To live in lies is tempting but this only leads to slavery. The truth – no matter how ugly – is what sets us free.
Why Johnny Can’t Preach
T. David Gordon
Many people love to live in their imagined and self-made world of good guys and bad guys, to be reminded that there are good people and bad people and that they are among the good.
What’s wrong with our culture and every culture, and all human culture since Genesis 3, is that all of us (not some of us) in Adam have revolted against the reign of God, and that each of us (not some of us) prefers his own will to the will of God. Worse, we are utterly incapable, in and of ourselves, of changing. The government cannot change us or rescue us from our revolt; education cannot enlighten our darkened minds; not even the church can deliver us from our darkened understanding that considers our own way better than God’s way; and surely coercive human governments cannot cure souls. Only the God-man, the last Adam, by his perfect obedience and sacrifice and present intercession at the right hand of God, can rescue any of us from our revolt.
Does Prayer Change Things?
R. C. Sproul
We can distinguish between two kinds of repentance: attrition and contrition. Attrition is counterfeit repentance, which never qualifies us for forgiveness. It is like the repentance of a child who is caught in the act of disobeying his mother and cries out, “Mommy, Mommy, I’m sorry, please don’t spank me.” Attrition is repentance motivated strictly by a fear of punishment. The sinner confesses his sin to God, not out of genuine remorse but out of a desire to secure a ticket out of hell.
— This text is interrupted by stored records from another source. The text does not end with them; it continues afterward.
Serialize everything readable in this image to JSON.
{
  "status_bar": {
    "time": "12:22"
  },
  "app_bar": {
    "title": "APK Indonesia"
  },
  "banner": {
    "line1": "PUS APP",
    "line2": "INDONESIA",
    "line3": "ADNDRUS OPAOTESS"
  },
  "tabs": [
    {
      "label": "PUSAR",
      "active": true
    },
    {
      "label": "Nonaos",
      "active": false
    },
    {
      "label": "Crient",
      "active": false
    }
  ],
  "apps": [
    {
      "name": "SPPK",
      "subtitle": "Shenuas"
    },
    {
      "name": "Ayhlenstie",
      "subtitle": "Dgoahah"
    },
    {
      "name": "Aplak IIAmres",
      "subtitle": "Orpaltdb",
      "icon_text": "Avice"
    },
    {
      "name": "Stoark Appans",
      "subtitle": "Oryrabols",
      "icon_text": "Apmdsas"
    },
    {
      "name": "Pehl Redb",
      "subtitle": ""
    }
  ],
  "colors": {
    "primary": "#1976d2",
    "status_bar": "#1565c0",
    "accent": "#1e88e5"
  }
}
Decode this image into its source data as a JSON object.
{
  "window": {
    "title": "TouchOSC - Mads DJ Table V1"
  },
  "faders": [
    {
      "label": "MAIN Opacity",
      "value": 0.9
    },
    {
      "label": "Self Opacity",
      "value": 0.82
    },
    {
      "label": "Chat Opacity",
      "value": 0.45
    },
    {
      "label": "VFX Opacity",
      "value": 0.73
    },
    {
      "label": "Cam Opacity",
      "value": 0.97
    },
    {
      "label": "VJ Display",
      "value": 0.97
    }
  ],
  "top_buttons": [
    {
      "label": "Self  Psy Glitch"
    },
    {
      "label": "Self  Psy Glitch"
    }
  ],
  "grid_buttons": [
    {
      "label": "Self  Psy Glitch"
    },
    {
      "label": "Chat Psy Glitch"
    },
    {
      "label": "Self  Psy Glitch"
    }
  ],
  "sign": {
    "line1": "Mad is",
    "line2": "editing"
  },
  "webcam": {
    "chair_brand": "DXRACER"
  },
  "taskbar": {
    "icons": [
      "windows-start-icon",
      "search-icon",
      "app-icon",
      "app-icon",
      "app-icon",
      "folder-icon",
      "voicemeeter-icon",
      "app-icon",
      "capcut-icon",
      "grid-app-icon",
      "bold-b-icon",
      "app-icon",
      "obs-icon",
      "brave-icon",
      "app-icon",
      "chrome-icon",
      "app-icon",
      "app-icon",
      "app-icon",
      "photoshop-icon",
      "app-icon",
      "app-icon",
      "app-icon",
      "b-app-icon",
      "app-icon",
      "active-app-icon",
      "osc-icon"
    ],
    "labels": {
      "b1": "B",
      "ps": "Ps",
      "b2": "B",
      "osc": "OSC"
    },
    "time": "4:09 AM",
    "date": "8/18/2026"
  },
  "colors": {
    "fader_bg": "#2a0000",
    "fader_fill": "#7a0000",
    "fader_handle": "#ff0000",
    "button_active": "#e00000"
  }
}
True repentance reflects contrition, a godly remorse for offending God. Here the sinner mourns his sin, not for the loss of reward or for the threat of judgment, but because he has done injury to the honor of God.